Schizophrenia is deemed to be one of the utmost severe mental disorders that disrupts the functioning of both the persons living with it, and those around them (Mosotho, Louw, & Caltz, 2011). This much-misunderstood disorder can be disabling and can impair one's life functioning to such a degree that the people living with it may need care from the people around them. Caring is a process, and within that process different caregivers may be exposed to different psychosocial experiences. It places a significant physical, cognitive, and emotional burden (stigma, anxiety, depression etc.) on the person living with the disorder and on their caregivers, and furthermore, it also has enormous financial consequences for those involved (McEvoy, 2007). The lack of research pertaining to the psychosocial experiences of caregivers of people living with schizophrenia in the North West province of South Africa led the researcher to conduct a study of this nature in the North West, particularly in Mafikeng. The researcher utilised a phenomenological design, which is considered to be a qualitative research approach. The study used snowball sampling, a sampling technique whereby participants introduce the researcher to other possible participants, and in this way, the study sample comprised six female Tswana caregivers aged 19-64 years.
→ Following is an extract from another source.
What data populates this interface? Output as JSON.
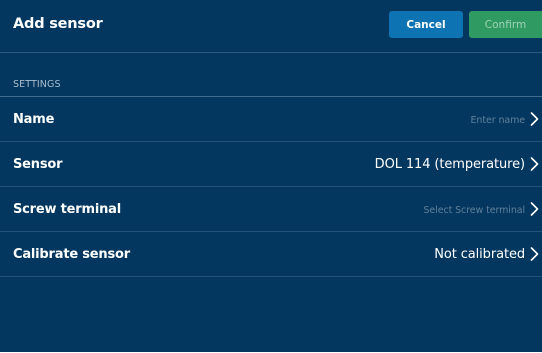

Data was analysed thematically, whereby the researcher linked the participants' feelings, beliefs, and experiences in order reach understanding and to create meaning. Although two major themes were derived from the data, the findings revealed stigmatisation as the dominant principal observation leading to these two themes. The results also revealed that even in the face of challenges in the process of caregiving, resilience and their belief in God serve as caregivers' coping strategies.
- Health Sciences